§ HOW TO COMPLETE THIS TASK
Without the images, write out all of the following entries exactly.

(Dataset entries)
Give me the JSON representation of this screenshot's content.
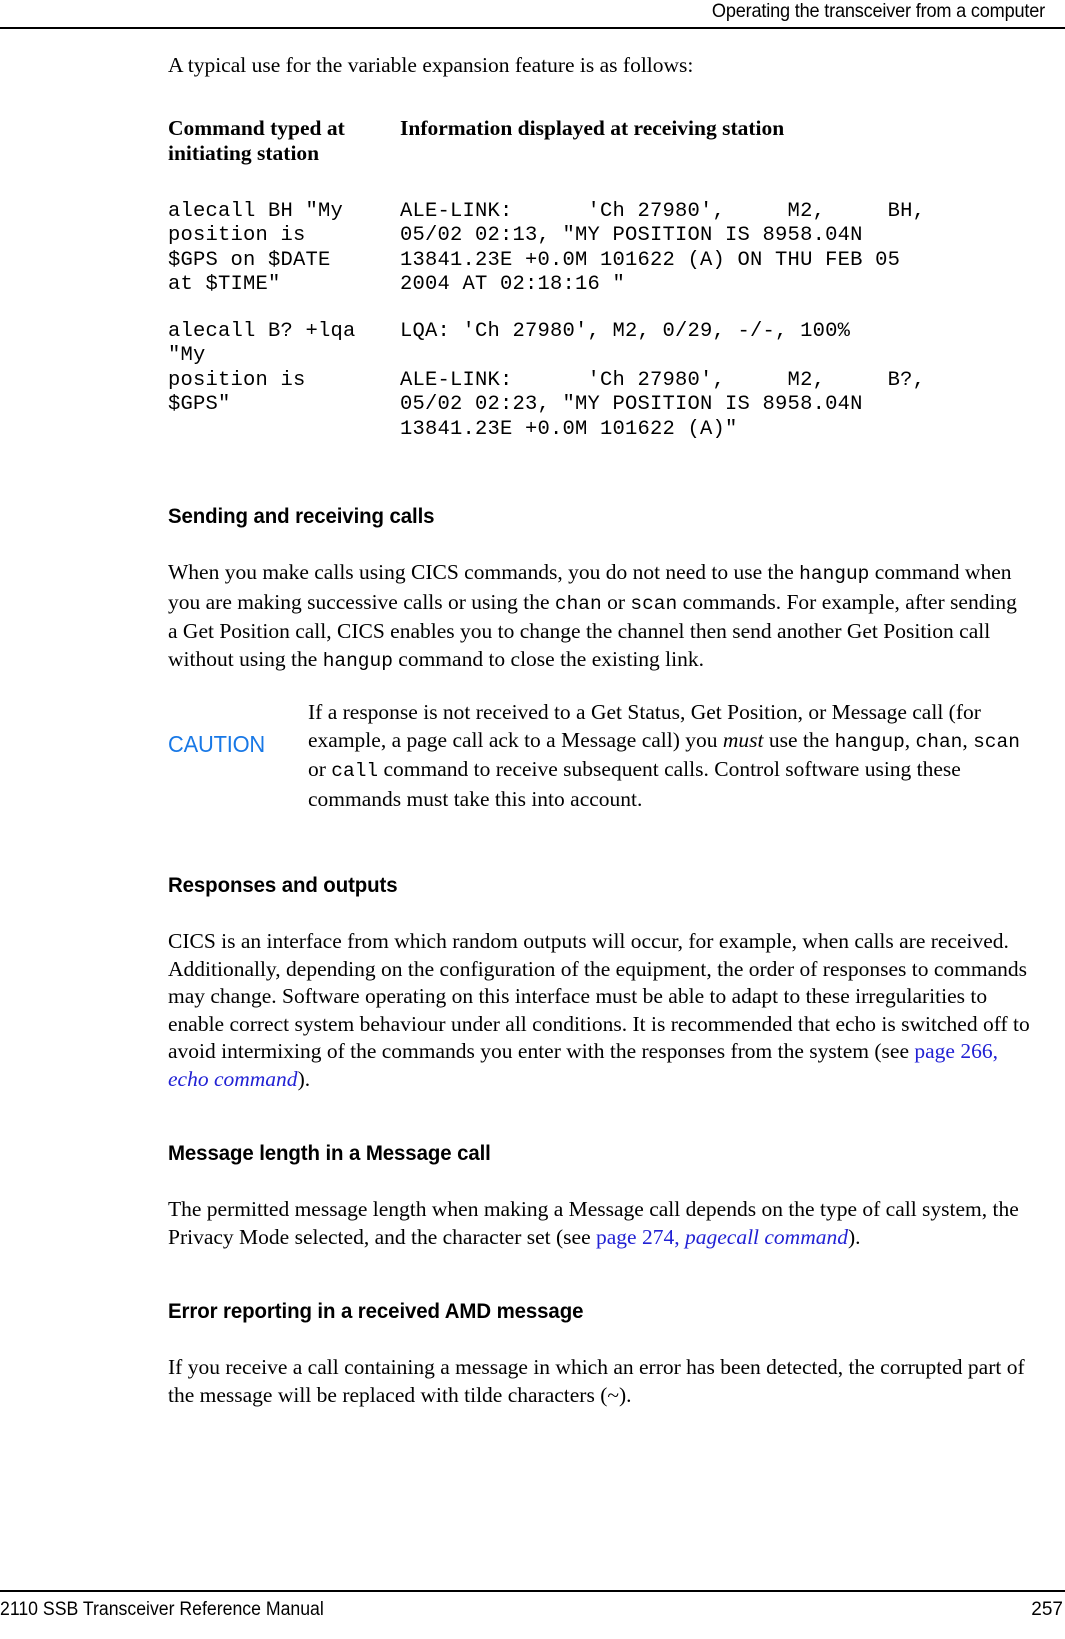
{
  "header": {
    "running_title": "Operating the transceiver from a computer"
  },
  "intro": {
    "text": "A typical use for the variable expansion feature is as follows:"
  },
  "command_table": {
    "columns": [
      "Command typed at initiating station",
      "Information displayed at receiving station"
    ],
    "rows": [
      {
        "command": "alecall BH \"My\nposition is\n$GPS on $DATE\nat $TIME\"",
        "response": "ALE-LINK:      'Ch 27980',     M2,     BH,\n05/02 02:13, \"MY POSITION IS 8958.04N\n13841.23E +0.0M 101622 (A) ON THU FEB 05\n2004 AT 02:18:16 \""
      },
      {
        "command": "alecall B? +lqa\n\"My\nposition is\n$GPS\"",
        "response": "LQA: 'Ch 27980', M2, 0/29, -/-, 100%\n\nALE-LINK:      'Ch 27980',     M2,     B?,\n05/02 02:23, \"MY POSITION IS 8958.04N\n13841.23E +0.0M 101622 (A)\""
      }
    ]
  },
  "sections": [
    {
      "id": "sending-receiving",
      "heading": "Sending and receiving calls",
      "paragraph_parts": [
        {
          "t": "text",
          "v": "When you make calls using CICS commands, you do not need to use the "
        },
        {
          "t": "mono",
          "v": "hangup"
        },
        {
          "t": "text",
          "v": " command when you are making successive calls or using the "
        },
        {
          "t": "mono",
          "v": "chan"
        },
        {
          "t": "text",
          "v": " or "
        },
        {
          "t": "mono",
          "v": "scan"
        },
        {
          "t": "text",
          "v": " commands. For example, after sending a Get Position call, CICS enables you to change the channel then send another Get Position call without using the "
        },
        {
          "t": "mono",
          "v": "hangup"
        },
        {
          "t": "text",
          "v": " command to close the existing link."
        }
      ]
    },
    {
      "id": "responses-outputs",
      "heading": "Responses and outputs"
    },
    {
      "id": "message-length",
      "heading": "Message length in a Message call"
    },
    {
      "id": "error-reporting",
      "heading": "Error reporting in a received AMD message"
    }
  ],
  "sending_paragraph": {
    "seg1": "When you make calls using CICS commands, you do not need to use the ",
    "mono1": "hangup",
    "seg2": " command when you are making successive calls or using the ",
    "mono2": "chan",
    "seg3": " or ",
    "mono3": "scan",
    "seg4": " commands. For example, after sending a Get Position call, CICS enables you to change the channel then send another Get Position call without using the ",
    "mono4": "hangup",
    "seg5": " command to close the existing link."
  },
  "caution": {
    "label": "CAUTION",
    "label_color": "#1878E6",
    "seg1": "If a response is not received to a Get Status, Get Position, or Message call (for example, a page call ack to a Message call) you ",
    "italic1": "must",
    "seg2": " use the ",
    "mono1": "hangup",
    "seg3": ", ",
    "mono2": "chan",
    "seg4": ", ",
    "mono3": "scan",
    "seg5": " or ",
    "mono4": "call",
    "seg6": " command to receive subsequent calls. Control software using these commands must take this into account."
  },
  "responses_paragraph": {
    "seg1": "CICS is an interface from which random outputs will occur, for example, when calls are received. Additionally, depending on the configuration of the equipment, the order of responses to commands may change. Software operating on this interface must be able to adapt to these irregularities to enable correct system behaviour under all conditions. It is recommended that echo is switched off to avoid intermixing of the commands you enter with the responses from the system (see ",
    "link_page": "page 266",
    "link_sep": ", ",
    "link_title": "echo command",
    "seg2": ")."
  },
  "message_length_paragraph": {
    "seg1": "The permitted message length when making a Message call depends on the type of call system, the Privacy Mode selected, and the character set (see ",
    "link_page": "page 274",
    "link_sep": ", ",
    "link_title": "pagecall command",
    "seg2": ")."
  },
  "error_reporting_paragraph": {
    "text": "If you receive a call containing a message in which an error has been detected, the corrupted part of the message will be replaced with tilde characters (~)."
  },
  "footer": {
    "left": "2110 SSB Transceiver Reference Manual",
    "page_number": "257"
  }
}
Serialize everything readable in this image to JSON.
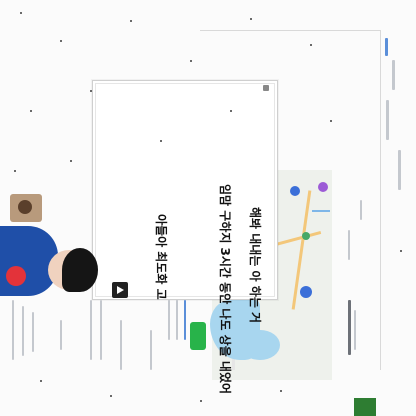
{
  "video_panel": {
    "caption_lines": [
      "아들아 최도화 고",
      "임맘 구하지 3시간 동안 나도 상을 내었어",
      "해봐 내내는 아 하는 거"
    ]
  },
  "colors": {
    "map_water": "#a8d6ef",
    "green_button": "#28b34a",
    "pin_blue": "#3b6fd8",
    "pin_purple": "#9c5bd6"
  },
  "icons": [
    "play-icon",
    "location-pin-icon",
    "person-thumbnail-icon"
  ]
}
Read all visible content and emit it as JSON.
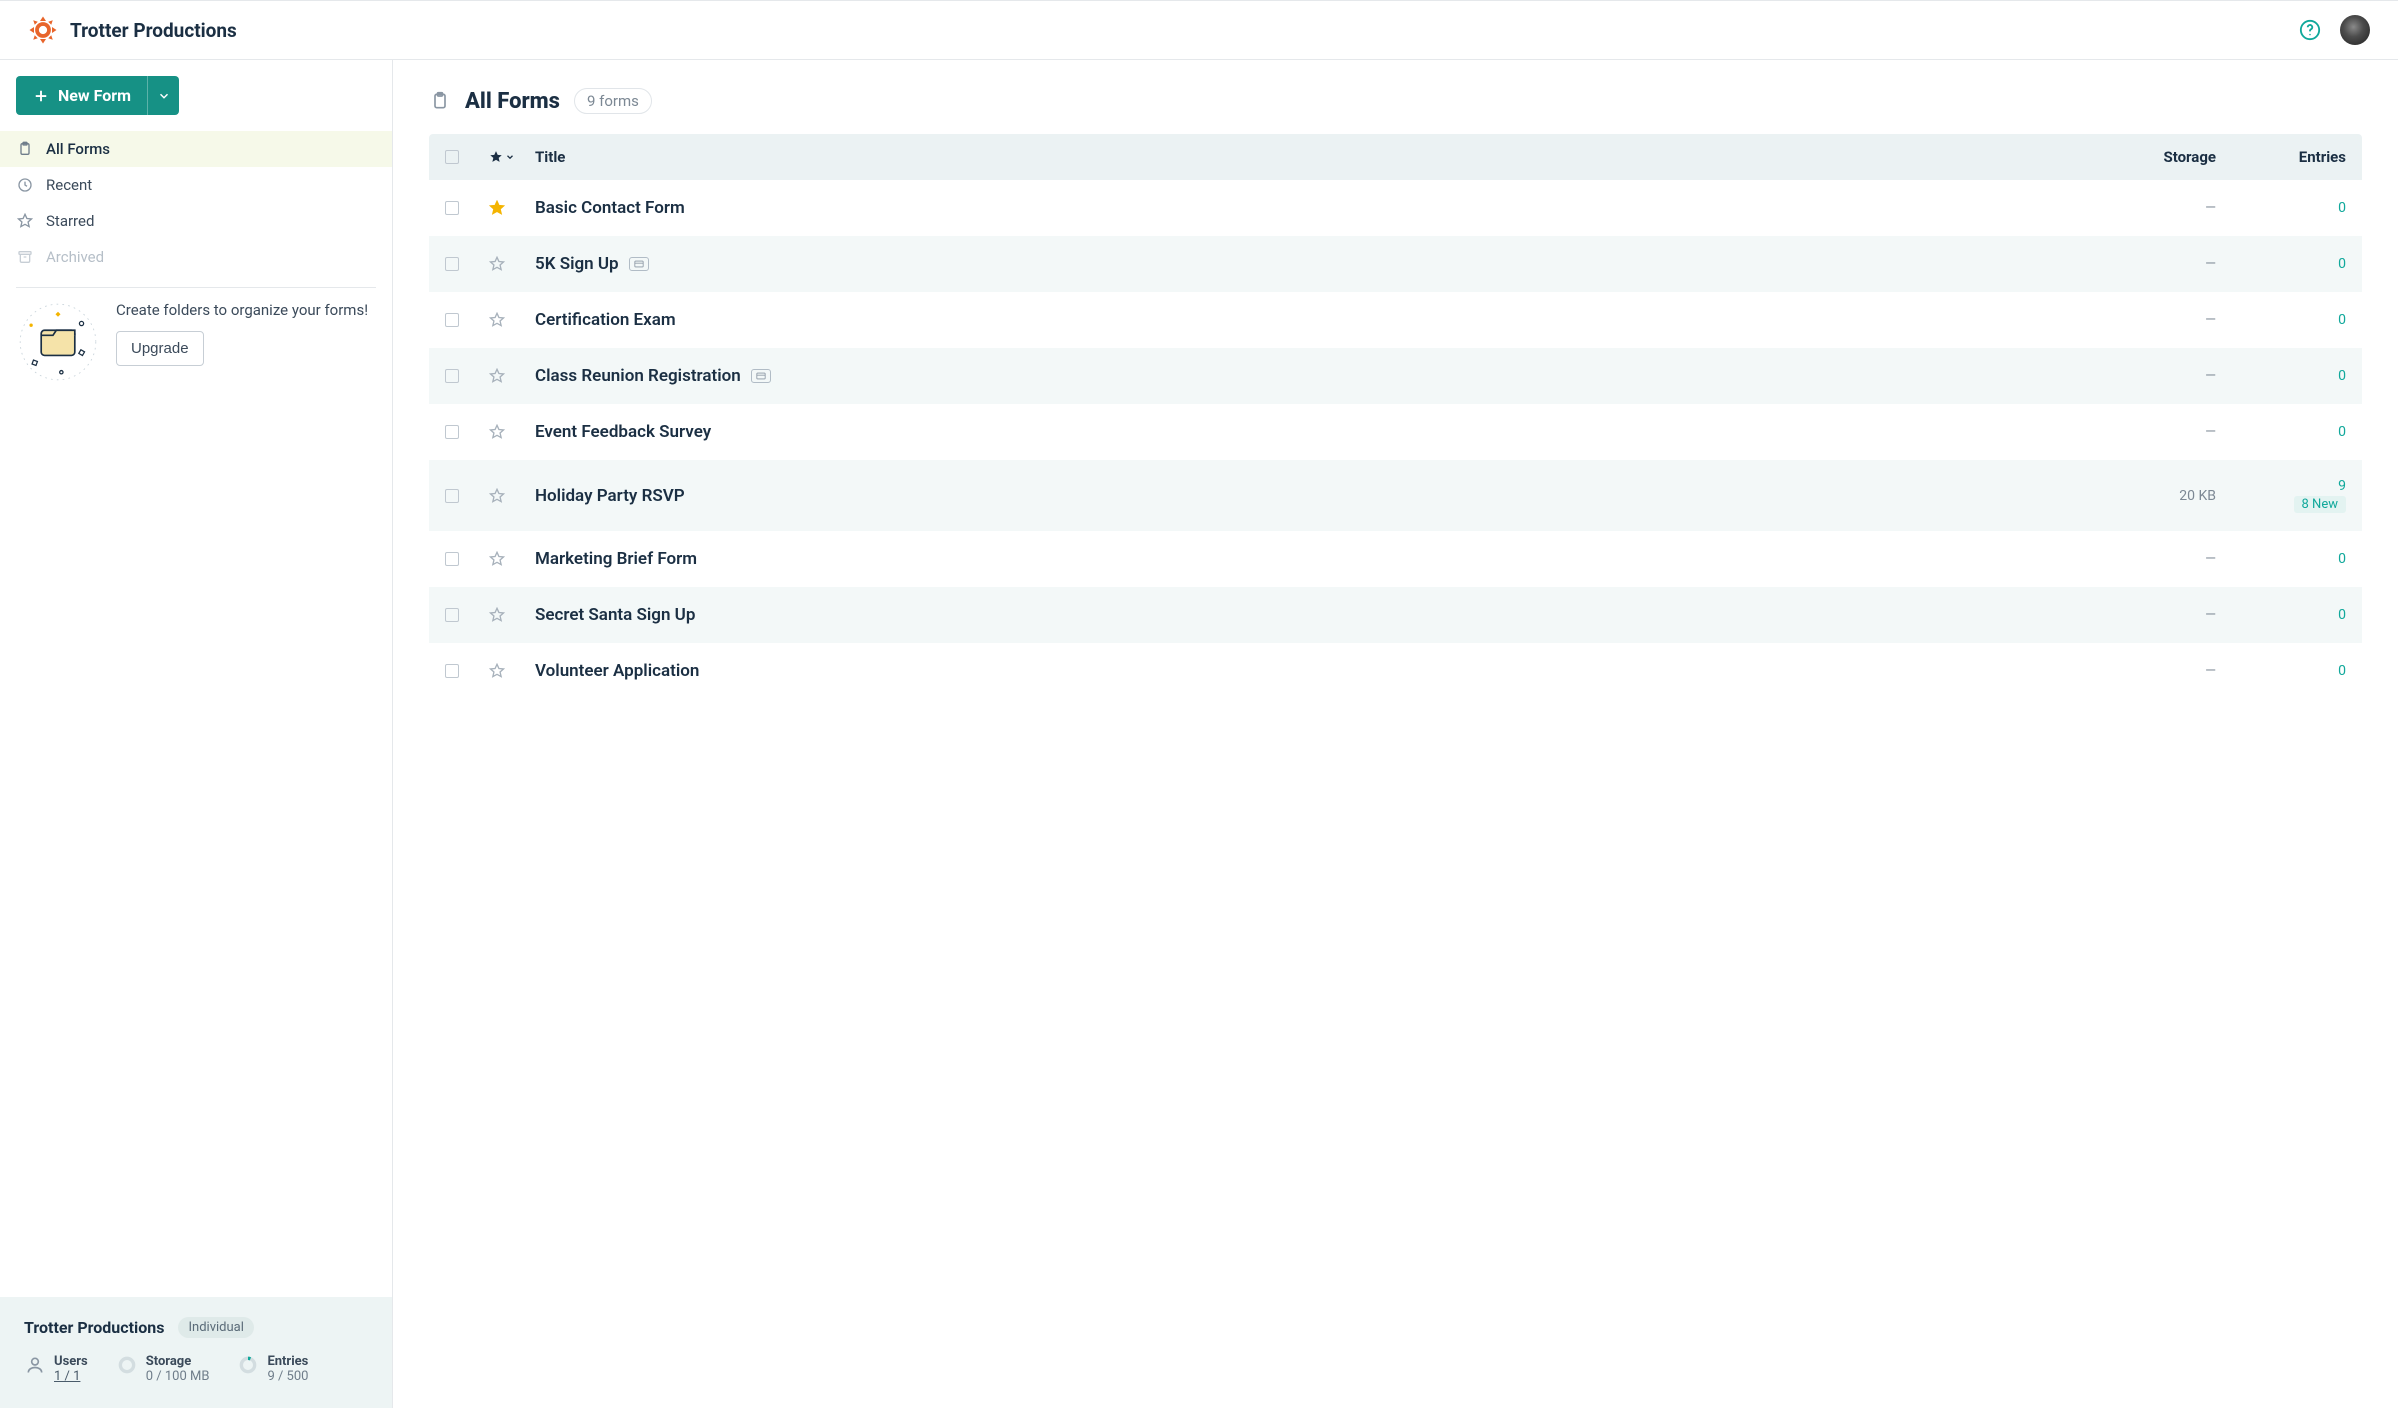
{
  "brand": {
    "name": "Trotter Productions"
  },
  "sidebar": {
    "new_form_label": "New Form",
    "nav": [
      {
        "label": "All Forms",
        "icon": "clipboard"
      },
      {
        "label": "Recent",
        "icon": "clock"
      },
      {
        "label": "Starred",
        "icon": "star"
      },
      {
        "label": "Archived",
        "icon": "archive"
      }
    ],
    "promo": {
      "text": "Create folders to organize your forms!",
      "cta": "Upgrade"
    }
  },
  "footer": {
    "org": "Trotter Productions",
    "plan": "Individual",
    "stats": {
      "users": {
        "label": "Users",
        "value": "1 / 1"
      },
      "storage": {
        "label": "Storage",
        "value": "0 / 100 MB"
      },
      "entries": {
        "label": "Entries",
        "value": "9 / 500"
      }
    }
  },
  "page": {
    "title": "All Forms",
    "count": "9 forms"
  },
  "columns": {
    "title": "Title",
    "storage": "Storage",
    "entries": "Entries"
  },
  "rows": [
    {
      "title": "Basic Contact Form",
      "starred": true,
      "badge": false,
      "storage": "—",
      "entries": "0",
      "new": ""
    },
    {
      "title": "5K Sign Up",
      "starred": false,
      "badge": true,
      "storage": "—",
      "entries": "0",
      "new": ""
    },
    {
      "title": "Certification Exam",
      "starred": false,
      "badge": false,
      "storage": "—",
      "entries": "0",
      "new": ""
    },
    {
      "title": "Class Reunion Registration",
      "starred": false,
      "badge": true,
      "storage": "—",
      "entries": "0",
      "new": ""
    },
    {
      "title": "Event Feedback Survey",
      "starred": false,
      "badge": false,
      "storage": "—",
      "entries": "0",
      "new": ""
    },
    {
      "title": "Holiday Party RSVP",
      "starred": false,
      "badge": false,
      "storage": "20 KB",
      "entries": "9",
      "new": "8 New"
    },
    {
      "title": "Marketing Brief Form",
      "starred": false,
      "badge": false,
      "storage": "—",
      "entries": "0",
      "new": ""
    },
    {
      "title": "Secret Santa Sign Up",
      "starred": false,
      "badge": false,
      "storage": "—",
      "entries": "0",
      "new": ""
    },
    {
      "title": "Volunteer Application",
      "starred": false,
      "badge": false,
      "storage": "—",
      "entries": "0",
      "new": ""
    }
  ]
}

§ ANSWER TO THIS TASK
Give me the JSON representation of this screenshot's content.
{
  "header": {
    "running_title": "Operating the transceiver from a computer"
  },
  "intro": {
    "text": "A typical use for the variable expansion feature is as follows:"
  },
  "command_table": {
    "columns": [
      "Command typed at initiating station",
      "Information displayed at receiving station"
    ],
    "rows": [
      {
        "command": "alecall BH \"My\nposition is\n$GPS on $DATE\nat $TIME\"",
        "response": "ALE-LINK:      'Ch 27980',     M2,     BH,\n05/02 02:13, \"MY POSITION IS 8958.04N\n13841.23E +0.0M 101622 (A) ON THU FEB 05\n2004 AT 02:18:16 \""
      },
      {
        "command": "alecall B? +lqa\n\"My\nposition is\n$GPS\"",
        "response": "LQA: 'Ch 27980', M2, 0/29, -/-, 100%\n\nALE-LINK:      'Ch 27980',     M2,     B?,\n05/02 02:23, \"MY POSITION IS 8958.04N\n13841.23E +0.0M 101622 (A)\""
      }
    ]
  },
  "sections": [
    {
      "id": "sending-receiving",
      "heading": "Sending and receiving calls",
      "paragraph_parts": [
        {
          "t": "text",
          "v": "When you make calls using CICS commands, you do not need to use the "
        },
        {
          "t": "mono",
          "v": "hangup"
        },
        {
          "t": "text",
          "v": " command when you are making successive calls or using the "
        },
        {
          "t": "mono",
          "v": "chan"
        },
        {
          "t": "text",
          "v": " or "
        },
        {
          "t": "mono",
          "v": "scan"
        },
        {
          "t": "text",
          "v": " commands. For example, after sending a Get Position call, CICS enables you to change the channel then send another Get Position call without using the "
        },
        {
          "t": "mono",
          "v": "hangup"
        },
        {
          "t": "text",
          "v": " command to close the existing link."
        }
      ]
    },
    {
      "id": "responses-outputs",
      "heading": "Responses and outputs"
    },
    {
      "id": "message-length",
      "heading": "Message length in a Message call"
    },
    {
      "id": "error-reporting",
      "heading": "Error reporting in a received AMD message"
    }
  ],
  "sending_paragraph": {
    "seg1": "When you make calls using CICS commands, you do not need to use the ",
    "mono1": "hangup",
    "seg2": " command when you are making successive calls or using the ",
    "mono2": "chan",
    "seg3": " or ",
    "mono3": "scan",
    "seg4": " commands. For example, after sending a Get Position call, CICS enables you to change the channel then send another Get Position call without using the ",
    "mono4": "hangup",
    "seg5": " command to close the existing link."
  },
  "caution": {
    "label": "CAUTION",
    "label_color": "#1878E6",
    "seg1": "If a response is not received to a Get Status, Get Position, or Message call (for example, a page call ack to a Message call) you ",
    "italic1": "must",
    "seg2": " use the ",
    "mono1": "hangup",
    "seg3": ", ",
    "mono2": "chan",
    "seg4": ", ",
    "mono3": "scan",
    "seg5": " or ",
    "mono4": "call",
    "seg6": " command to receive subsequent calls. Control software using these commands must take this into account."
  },
  "responses_paragraph": {
    "seg1": "CICS is an interface from which random outputs will occur, for example, when calls are received. Additionally, depending on the configuration of the equipment, the order of responses to commands may change. Software operating on this interface must be able to adapt to these irregularities to enable correct system behaviour under all conditions. It is recommended that echo is switched off to avoid intermixing of the commands you enter with the responses from the system (see ",
    "link_page": "page 266",
    "link_sep": ", ",
    "link_title": "echo command",
    "seg2": ")."
  },
  "message_length_paragraph": {
    "seg1": "The permitted message length when making a Message call depends on the type of call system, the Privacy Mode selected, and the character set (see ",
    "link_page": "page 274",
    "link_sep": ", ",
    "link_title": "pagecall command",
    "seg2": ")."
  },
  "error_reporting_paragraph": {
    "text": "If you receive a call containing a message in which an error has been detected, the corrupted part of the message will be replaced with tilde characters (~)."
  },
  "footer": {
    "left": "2110 SSB Transceiver Reference Manual",
    "page_number": "257"
  }
}
Serialize everything readable in this image to JSON.
{
  "video_panel": {
    "caption_lines": [
      "아들아 최도화 고",
      "임맘 구하지 3시간 동안 나도 상을 내었어",
      "해봐 내내는 아 하는 거"
    ]
  },
  "colors": {
    "map_water": "#a8d6ef",
    "green_button": "#28b34a",
    "pin_blue": "#3b6fd8",
    "pin_purple": "#9c5bd6"
  },
  "icons": [
    "play-icon",
    "location-pin-icon",
    "person-thumbnail-icon"
  ]
}
Read all visible content and emit it as JSON.
{
  "brand": {
    "name": "Trotter Productions"
  },
  "sidebar": {
    "new_form_label": "New Form",
    "nav": [
      {
        "label": "All Forms",
        "icon": "clipboard"
      },
      {
        "label": "Recent",
        "icon": "clock"
      },
      {
        "label": "Starred",
        "icon": "star"
      },
      {
        "label": "Archived",
        "icon": "archive"
      }
    ],
    "promo": {
      "text": "Create folders to organize your forms!",
      "cta": "Upgrade"
    }
  },
  "footer": {
    "org": "Trotter Productions",
    "plan": "Individual",
    "stats": {
      "users": {
        "label": "Users",
        "value": "1 / 1"
      },
      "storage": {
        "label": "Storage",
        "value": "0 / 100 MB"
      },
      "entries": {
        "label": "Entries",
        "value": "9 / 500"
      }
    }
  },
  "page": {
    "title": "All Forms",
    "count": "9 forms"
  },
  "columns": {
    "title": "Title",
    "storage": "Storage",
    "entries": "Entries"
  },
  "rows": [
    {
      "title": "Basic Contact Form",
      "starred": true,
      "badge": false,
      "storage": "—",
      "entries": "0",
      "new": ""
    },
    {
      "title": "5K Sign Up",
      "starred": false,
      "badge": true,
      "storage": "—",
      "entries": "0",
      "new": ""
    },
    {
      "title": "Certification Exam",
      "starred": false,
      "badge": false,
      "storage": "—",
      "entries": "0",
      "new": ""
    },
    {
      "title": "Class Reunion Registration",
      "starred": false,
      "badge": true,
      "storage": "—",
      "entries": "0",
      "new": ""
    },
    {
      "title": "Event Feedback Survey",
      "starred": false,
      "badge": false,
      "storage": "—",
      "entries": "0",
      "new": ""
    },
    {
      "title": "Holiday Party RSVP",
      "starred": false,
      "badge": false,
      "storage": "20 KB",
      "entries": "9",
      "new": "8 New"
    },
    {
      "title": "Marketing Brief Form",
      "starred": false,
      "badge": false,
      "storage": "—",
      "entries": "0",
      "new": ""
    },
    {
      "title": "Secret Santa Sign Up",
      "starred": false,
      "badge": false,
      "storage": "—",
      "entries": "0",
      "new": ""
    },
    {
      "title": "Volunteer Application",
      "starred": false,
      "badge": false,
      "storage": "—",
      "entries": "0",
      "new": ""
    }
  ]
}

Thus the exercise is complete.